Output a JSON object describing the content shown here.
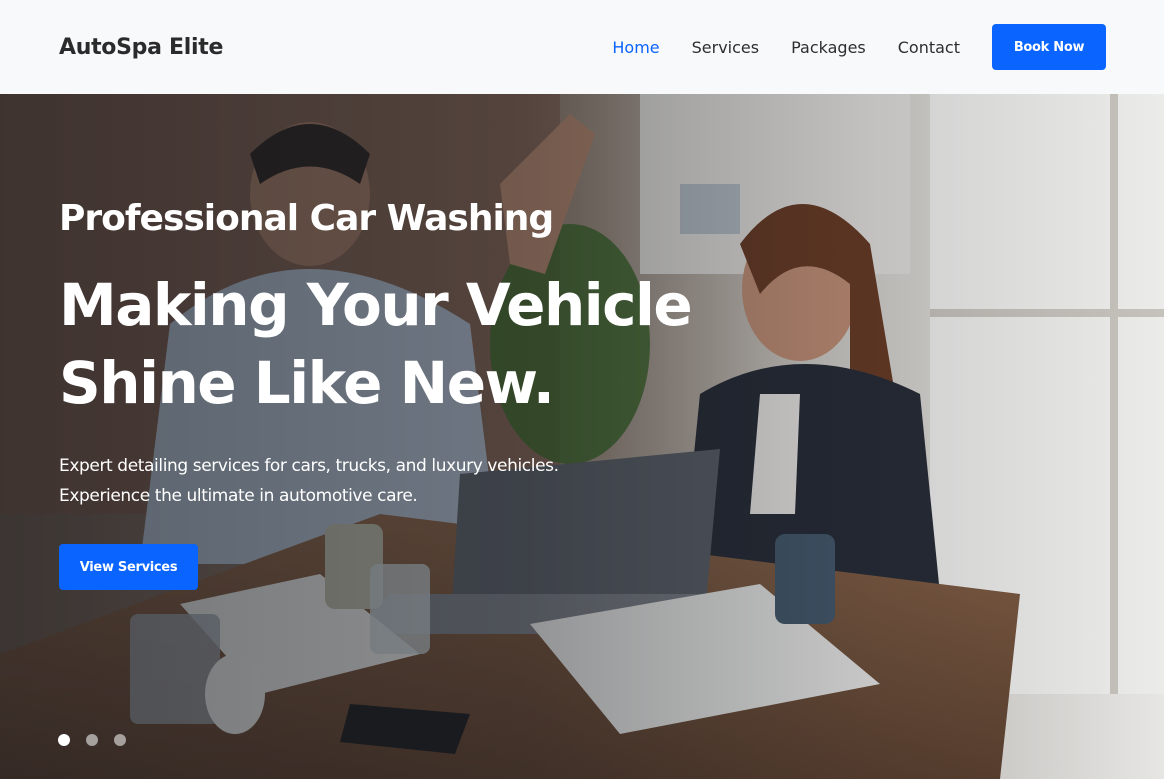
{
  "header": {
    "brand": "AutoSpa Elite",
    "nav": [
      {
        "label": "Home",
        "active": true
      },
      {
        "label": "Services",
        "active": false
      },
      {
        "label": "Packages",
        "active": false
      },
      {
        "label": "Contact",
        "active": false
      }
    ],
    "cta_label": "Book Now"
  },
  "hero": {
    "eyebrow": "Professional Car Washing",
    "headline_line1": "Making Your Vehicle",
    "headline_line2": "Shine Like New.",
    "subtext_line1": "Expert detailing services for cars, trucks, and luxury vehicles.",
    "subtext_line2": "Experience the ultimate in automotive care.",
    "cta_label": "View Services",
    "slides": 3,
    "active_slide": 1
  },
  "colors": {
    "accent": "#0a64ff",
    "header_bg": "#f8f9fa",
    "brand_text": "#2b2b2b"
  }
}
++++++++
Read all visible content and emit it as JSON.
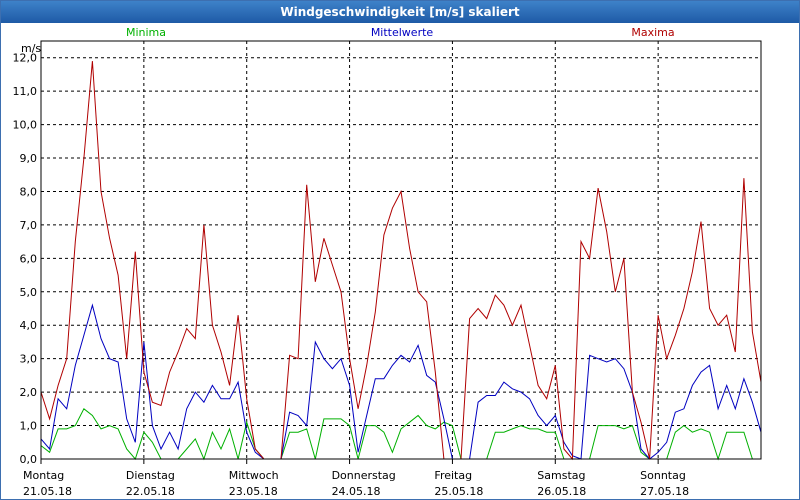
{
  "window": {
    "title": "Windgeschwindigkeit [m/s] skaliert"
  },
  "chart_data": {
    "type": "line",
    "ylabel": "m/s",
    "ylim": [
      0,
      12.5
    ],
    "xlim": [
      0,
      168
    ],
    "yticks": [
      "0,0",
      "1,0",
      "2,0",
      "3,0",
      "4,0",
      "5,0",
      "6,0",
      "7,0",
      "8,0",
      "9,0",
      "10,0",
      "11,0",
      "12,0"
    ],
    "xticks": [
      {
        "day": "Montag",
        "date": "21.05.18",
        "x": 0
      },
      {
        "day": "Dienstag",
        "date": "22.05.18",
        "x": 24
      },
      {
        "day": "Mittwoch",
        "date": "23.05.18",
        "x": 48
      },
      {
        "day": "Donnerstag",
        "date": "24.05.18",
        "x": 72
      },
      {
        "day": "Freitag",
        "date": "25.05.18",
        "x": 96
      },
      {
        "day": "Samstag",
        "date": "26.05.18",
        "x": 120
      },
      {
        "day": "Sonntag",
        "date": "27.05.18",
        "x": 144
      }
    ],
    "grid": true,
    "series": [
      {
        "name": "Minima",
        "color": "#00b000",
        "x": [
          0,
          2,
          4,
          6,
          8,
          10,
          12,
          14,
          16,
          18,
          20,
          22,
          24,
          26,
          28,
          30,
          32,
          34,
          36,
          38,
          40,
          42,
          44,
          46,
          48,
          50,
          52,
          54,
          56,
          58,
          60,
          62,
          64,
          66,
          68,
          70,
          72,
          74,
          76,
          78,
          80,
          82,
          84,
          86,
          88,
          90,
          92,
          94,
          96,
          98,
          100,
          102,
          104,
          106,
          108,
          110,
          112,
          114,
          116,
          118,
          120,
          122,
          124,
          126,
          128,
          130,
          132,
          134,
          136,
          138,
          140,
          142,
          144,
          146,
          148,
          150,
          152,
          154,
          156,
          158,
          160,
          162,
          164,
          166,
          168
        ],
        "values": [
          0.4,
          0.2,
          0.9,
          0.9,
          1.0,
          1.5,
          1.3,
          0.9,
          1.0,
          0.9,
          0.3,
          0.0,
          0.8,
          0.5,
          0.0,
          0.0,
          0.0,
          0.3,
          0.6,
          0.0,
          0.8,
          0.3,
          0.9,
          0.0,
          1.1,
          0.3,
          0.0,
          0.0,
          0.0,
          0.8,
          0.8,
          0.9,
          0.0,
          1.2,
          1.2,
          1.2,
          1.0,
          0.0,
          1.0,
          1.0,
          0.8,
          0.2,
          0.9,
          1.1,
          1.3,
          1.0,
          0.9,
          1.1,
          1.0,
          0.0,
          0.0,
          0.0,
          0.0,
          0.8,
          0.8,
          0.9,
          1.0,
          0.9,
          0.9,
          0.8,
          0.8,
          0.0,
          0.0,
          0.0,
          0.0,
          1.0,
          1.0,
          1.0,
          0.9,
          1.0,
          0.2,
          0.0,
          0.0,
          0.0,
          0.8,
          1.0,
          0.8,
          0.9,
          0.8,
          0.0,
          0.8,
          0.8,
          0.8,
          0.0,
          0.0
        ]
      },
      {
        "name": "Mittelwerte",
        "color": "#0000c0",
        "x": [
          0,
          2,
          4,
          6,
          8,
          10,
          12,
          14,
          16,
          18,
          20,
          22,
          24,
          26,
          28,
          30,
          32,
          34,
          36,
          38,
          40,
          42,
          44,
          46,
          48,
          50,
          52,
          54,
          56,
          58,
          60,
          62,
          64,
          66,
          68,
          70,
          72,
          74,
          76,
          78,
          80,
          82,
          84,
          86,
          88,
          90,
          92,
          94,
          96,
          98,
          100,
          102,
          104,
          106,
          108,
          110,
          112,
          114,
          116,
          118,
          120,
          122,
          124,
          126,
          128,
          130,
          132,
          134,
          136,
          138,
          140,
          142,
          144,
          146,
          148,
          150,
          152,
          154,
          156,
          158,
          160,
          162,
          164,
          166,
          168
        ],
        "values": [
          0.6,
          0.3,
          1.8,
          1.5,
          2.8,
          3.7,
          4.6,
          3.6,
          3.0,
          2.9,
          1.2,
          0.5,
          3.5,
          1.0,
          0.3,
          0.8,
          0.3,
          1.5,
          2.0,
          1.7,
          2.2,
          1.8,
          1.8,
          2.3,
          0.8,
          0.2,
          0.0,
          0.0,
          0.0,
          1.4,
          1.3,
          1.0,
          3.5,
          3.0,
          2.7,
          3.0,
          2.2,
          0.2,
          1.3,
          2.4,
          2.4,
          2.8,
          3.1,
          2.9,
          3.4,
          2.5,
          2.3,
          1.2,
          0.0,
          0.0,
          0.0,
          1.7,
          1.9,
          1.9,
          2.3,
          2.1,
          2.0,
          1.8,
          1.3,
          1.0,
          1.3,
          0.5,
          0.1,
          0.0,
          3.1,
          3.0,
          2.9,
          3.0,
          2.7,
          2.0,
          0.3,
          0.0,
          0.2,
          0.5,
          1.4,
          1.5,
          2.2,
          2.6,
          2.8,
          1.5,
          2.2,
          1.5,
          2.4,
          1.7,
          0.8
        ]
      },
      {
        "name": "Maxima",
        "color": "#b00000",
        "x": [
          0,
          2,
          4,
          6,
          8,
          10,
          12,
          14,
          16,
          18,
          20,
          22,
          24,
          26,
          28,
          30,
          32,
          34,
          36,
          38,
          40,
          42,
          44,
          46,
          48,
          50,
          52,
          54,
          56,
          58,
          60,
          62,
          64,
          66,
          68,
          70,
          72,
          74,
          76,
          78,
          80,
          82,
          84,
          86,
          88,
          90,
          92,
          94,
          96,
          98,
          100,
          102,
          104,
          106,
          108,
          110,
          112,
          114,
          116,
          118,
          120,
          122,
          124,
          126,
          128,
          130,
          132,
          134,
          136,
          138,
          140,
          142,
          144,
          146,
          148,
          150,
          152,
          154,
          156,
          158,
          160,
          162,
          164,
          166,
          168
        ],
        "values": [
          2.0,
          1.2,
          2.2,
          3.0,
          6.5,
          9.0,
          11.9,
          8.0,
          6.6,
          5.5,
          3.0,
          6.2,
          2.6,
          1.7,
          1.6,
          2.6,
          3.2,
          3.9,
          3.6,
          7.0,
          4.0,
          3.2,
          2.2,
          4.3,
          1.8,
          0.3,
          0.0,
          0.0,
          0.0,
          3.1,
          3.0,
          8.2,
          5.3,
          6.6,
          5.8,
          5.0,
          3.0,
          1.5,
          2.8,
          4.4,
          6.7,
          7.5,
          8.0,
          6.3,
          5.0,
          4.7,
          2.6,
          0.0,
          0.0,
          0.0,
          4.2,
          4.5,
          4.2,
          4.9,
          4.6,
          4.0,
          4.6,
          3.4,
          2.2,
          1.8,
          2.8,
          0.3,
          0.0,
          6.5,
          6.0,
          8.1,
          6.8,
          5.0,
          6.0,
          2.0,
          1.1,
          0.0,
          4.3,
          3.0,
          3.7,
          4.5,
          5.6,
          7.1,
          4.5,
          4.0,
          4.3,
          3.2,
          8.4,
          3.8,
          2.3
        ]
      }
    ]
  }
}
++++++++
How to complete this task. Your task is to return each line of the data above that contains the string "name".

Your response.
        "name": "Minima",
        "name": "Mittelwerte",
        "name": "Maxima",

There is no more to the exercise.